Elton John was all in on a plan to perform at the White House before the world-famous rockin' piano player hangs it up — he says — for good.
John is stopping by the South Lawn on Friday night for a show he's calling "A Night When Hope and History Rhyme," a reference to a poem by Irishman Seamus Heaney that President Joe Biden often quotes.
It will be John's first White House gig since he performed with Stevie Wonder at a state dinner in 1998 honoring British Prime Minister Tony Blair. At age 75, John is on a farewell tour after performing for more than 50 years.
A giant open-air tent and stage were set up on the White House lawn for the show. The 2,000-person guest list includes teachers, nurses, frontline workers and LGBTQ advocates, plus civil rights advocate Ruby Bridges and Jeanne White-Ginder, an AIDS activist and mother of Ryan White, who died from AIDs-related complications in 1990.
President Joe Biden is expected to give remarks.
"The president and the first lady will celebrate the vast contributions Sir Elton has made across his lifetime as an artist and advocate," White House press secretary Karine Jean-Pierre said Friday.
Sir Elton — who was knighted in 1998 by Queen Elizabeth II — has sold over 300 million records worldwide, played over 4,000 shows in 80 countries and recorded one of the best-selling singles of all time, his 1997 reworking of "Candle In The Wind" to eulogize Princess Diana, which sold 33 million copies.
Elton John paid tribute to the late Queen Elizabeth II during his show in Toronto a day after her passing. "She led the country through some of our greatest and darkest moments with grace and decency and genuine caring," John said.
"I’m 75, and she’s been with me all my life, and I feel very sad that she won’t be with me anymore, but I’m glad she’s at peace," he said. "I’m glad she’s at rest, and she deserves it. She worked bloody hard."

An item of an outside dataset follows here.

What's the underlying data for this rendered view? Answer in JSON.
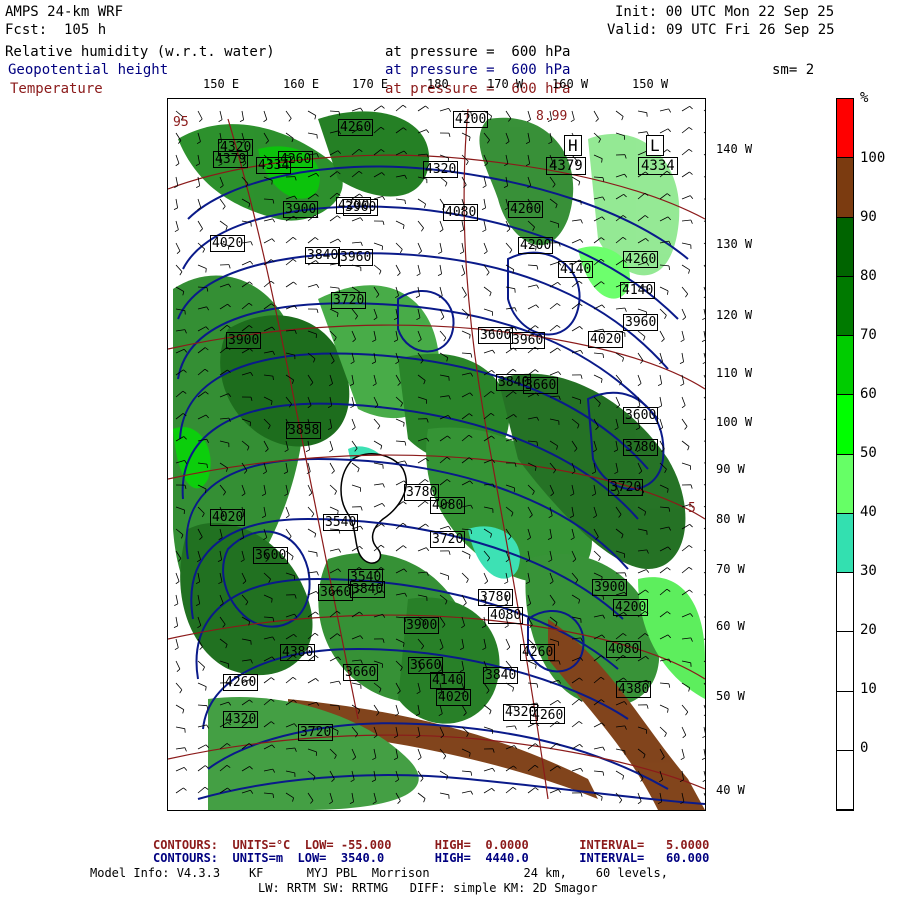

John followed his speech with a performance of "Don’t Let the Sun Go Down on Me."
The Associated Press contributed to this report.